Reading Retail Gangster made me think about other stores that seem incredible to younger generations. I recently visited Ghosts of Belltown, a large art gallery in the defunct and crumbling Bergman’s Luggage store in downtown Seattle. I talked to Nick, the proprietor, who plans to operate the space as a gallery for years to come. Nick has done an impressive job so far of activating the light-filled ground floor with murals, sculptures, and neon signage, and he has even more space upstairs at his disposal. We talked about the oddity of a downtown store that only sold luggage; even before online retail took off, one could buy suitcases at the huge (and now-defunct) department store across the street, or from any number of general-purpose retailers. In addition, well-built suitcases can last for a decade or more; how often would people need to buy luggage to sustain a fully staffed retail store in a prime location? The last time I was in Portland, I was walking around near the convention center, and I noticed Stark’s Vacuums, a 90-year-old shop that sells, rents, and services vacuum cleaners. I didn’t walk through Stark’s, but I was still stunned it remained in business: it seems like most people I know buy a vacuum very infrequently, vacuum reviews and sales are easy to find online, and even modestly priced vacuums are built well enough that they will work for years with only a minimum of maintenance. My neighborhood, too, had a vacuum store, until it closed in 2020; I am impressed that its parent company, still open in other locations, has operated continuously since 1985.

One of the nice things about cities is that they can sustain businesses that seem so niche as to be impossible. I heard a recording of a Ricky Gervais Show episode from 2003 about a shop in London that only sold chess pieces and supplies for the game of bridge; in 2017, I was on Baker Street in London, and Chess & Bridge was still in business, as it is today. Last year, I visited the charming and walkable downtown of Edmonds, Washington, about 10 miles north of my home, and found shops that sell lavender products and rocks and gemstones exclusively. I was impressed that they could specialize so narrowly and still have a loyal and dedicated customer base.

I do a lot of my shopping online, especially for commodity products that I could get anywhere, but there are some physical stores that are destinations all by themselves. When I’m shopping for products that I don’t know much about, like paint and tiles for my home, I appreciate stores where the sales staff know what they’re talking about. All the reading in the world can’t prepare me for the experience of walking into a big showroom, surrounded by products that I don’t understand. I also appreciate that, even while I’m on the go, I can look up information about products before I make a purchase. Crazy Eddie and its high-pressure salesmen have given way to a world where consumers can be educated by third parties before and during the sales process. That helps me shop with more confidence.

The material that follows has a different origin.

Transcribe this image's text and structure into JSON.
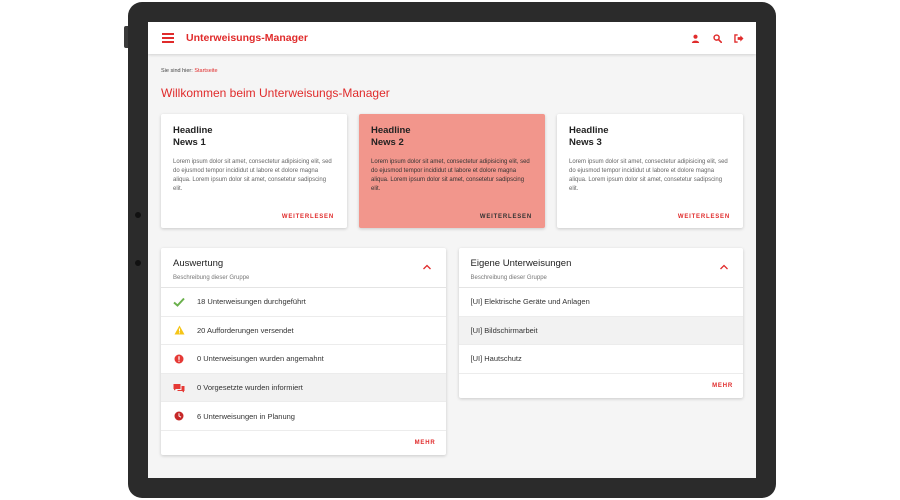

At time of publication, I worked for a division of Amazon. The opinions in this article are strictly my own and don’t represent those of my employer.